We've contacted lease owner Todd P to confirm that the listing (you can see it below) for the "converted 1930's-era Internationalist-style dry goods warehouse" is real. Former curator Ric Leichtung told us that "this is the first I'm hearing about it. I would never put 285 Kent up for sale, not that I even could."

The "industrially photogenic room," which includes FREE HEAT, is listed as "Creative/Loft" that can also be used as "Office Building, Office Showroom, Flex Space." There's no direct mention of its past as a hot and gross musical mecca, though the listing does note, "Quiet block by day, and you can make all the noise in the world at night if you desire - no residential neighbors."

"Perfect for any kind of commercial use, pop-up store, architect's studio, a photographer's studio, etc... or an amazingly well-located loft space." Hmm, or maybe someone can figure out a way to turn it into some sort of, I don't know, music space?



Update: Todd P sent us this statement about the future of 285 Kent:

A few people seem all up an arms about this, and while this particular ad is not my doing, so what if it had been? The place closed for good reason: it couldn't be made "legal" and people were going to end up in jail if it kept operating, plus would have seen their legal records tarnished against running "legit" spaces in the future... now that's one thing if that happens to me or to Ric Leichtung, but if it happens to the staff that's really not acceptable. But you know what, it's over. It has to become something else now. New York City is expensive for rent, Williamsburg especially, and this space is actually cheap, sadly. But either way, it's not like we can put a exhibition rope around it and preserve it as a museum.

This ad was a real estate agent acquaintance who has helped rent art spaces for me in the past, putting out feelers on his own to see if such a thing generated interest, attempting to convince me to try one route in utilizing the room. No one was shown the space, and it was solely hypothetical. I have other options.
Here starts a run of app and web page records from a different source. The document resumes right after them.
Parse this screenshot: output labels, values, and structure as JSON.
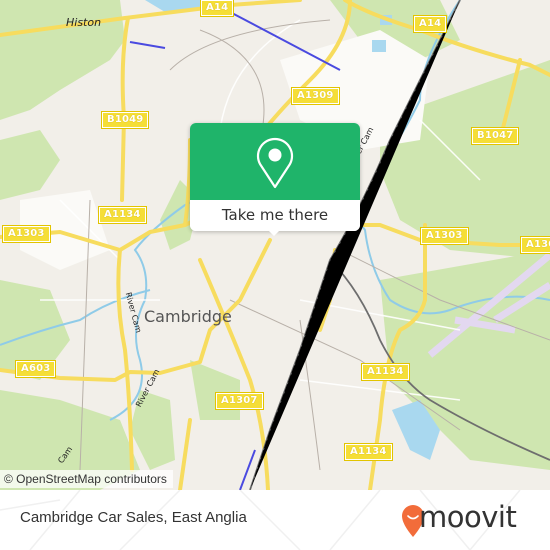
{
  "map": {
    "place_labels": {
      "histon": "Histon",
      "cambridge": "Cambridge"
    },
    "road_labels": [
      {
        "id": "a14-west",
        "text": "A14"
      },
      {
        "id": "a14-east",
        "text": "A14"
      },
      {
        "id": "a1309",
        "text": "A1309"
      },
      {
        "id": "b1049",
        "text": "B1049"
      },
      {
        "id": "b1047",
        "text": "B1047"
      },
      {
        "id": "a1134-north",
        "text": "A1134"
      },
      {
        "id": "a1303-west",
        "text": "A1303"
      },
      {
        "id": "a1303-east",
        "text": "A1303"
      },
      {
        "id": "a1303-far-east",
        "text": "A130"
      },
      {
        "id": "a603",
        "text": "A603"
      },
      {
        "id": "a1307",
        "text": "A1307"
      },
      {
        "id": "a1134-east",
        "text": "A1134"
      },
      {
        "id": "a1134-south",
        "text": "A1134"
      }
    ],
    "river_labels": {
      "river_cam_1": "River Cam",
      "river_cam_2": "River Cam",
      "river_cam_3": "River Cam",
      "river_cam_4": "Cam"
    },
    "colors": {
      "background": "#f2efe9",
      "park": "#c8e6a5",
      "water": "#a9d8ef",
      "road": "#f7dc5e",
      "rail": "#707070",
      "busway": "#4a4ae0",
      "runway": "#e3d8f0",
      "accent": "#1fb46a"
    }
  },
  "popup": {
    "icon": "map-pin-icon",
    "button_label": "Take me there"
  },
  "attribution": "© OpenStreetMap contributors",
  "footer": {
    "title": "Cambridge Car Sales, East Anglia",
    "brand": "moovit",
    "brand_color": "#f26c3a"
  }
}
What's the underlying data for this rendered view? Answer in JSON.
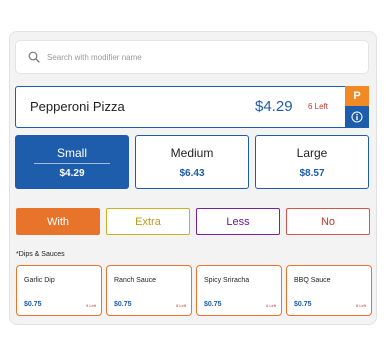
{
  "search": {
    "placeholder": "Search with modifier name",
    "icon": "search-icon"
  },
  "product": {
    "name": "Pepperoni Pizza",
    "price": "$4.29",
    "stock": "6 Left",
    "badge": "P"
  },
  "sizes": [
    {
      "label": "Small",
      "price": "$4.29",
      "selected": true
    },
    {
      "label": "Medium",
      "price": "$6.43",
      "selected": false
    },
    {
      "label": "Large",
      "price": "$8.57",
      "selected": false
    }
  ],
  "modifiers": [
    {
      "label": "With",
      "selected": true
    },
    {
      "label": "Extra",
      "selected": false
    },
    {
      "label": "Less",
      "selected": false
    },
    {
      "label": "No",
      "selected": false
    }
  ],
  "section_title": "*Dips & Sauces",
  "sauces": [
    {
      "name": "Garlic Dip",
      "price": "$0.75",
      "stock": "9 Left"
    },
    {
      "name": "Ranch Sauce",
      "price": "$0.75",
      "stock": "8 Left"
    },
    {
      "name": "Spicy Sriracha",
      "price": "$0.75",
      "stock": "6 Left"
    },
    {
      "name": "BBQ Sauce",
      "price": "$0.75",
      "stock": "8 Left"
    }
  ],
  "colors": {
    "primary": "#1d5dab",
    "accent": "#e8742c",
    "badge": "#f08a24",
    "extra": "#c8b125",
    "less": "#7b1fa2",
    "no": "#d9534f"
  }
}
But, it's always good to test waters. Anyway, it's absolutely nothing to be ashamed of either way, the show space is no longer and the rent must be paid. This "scandal" is silly.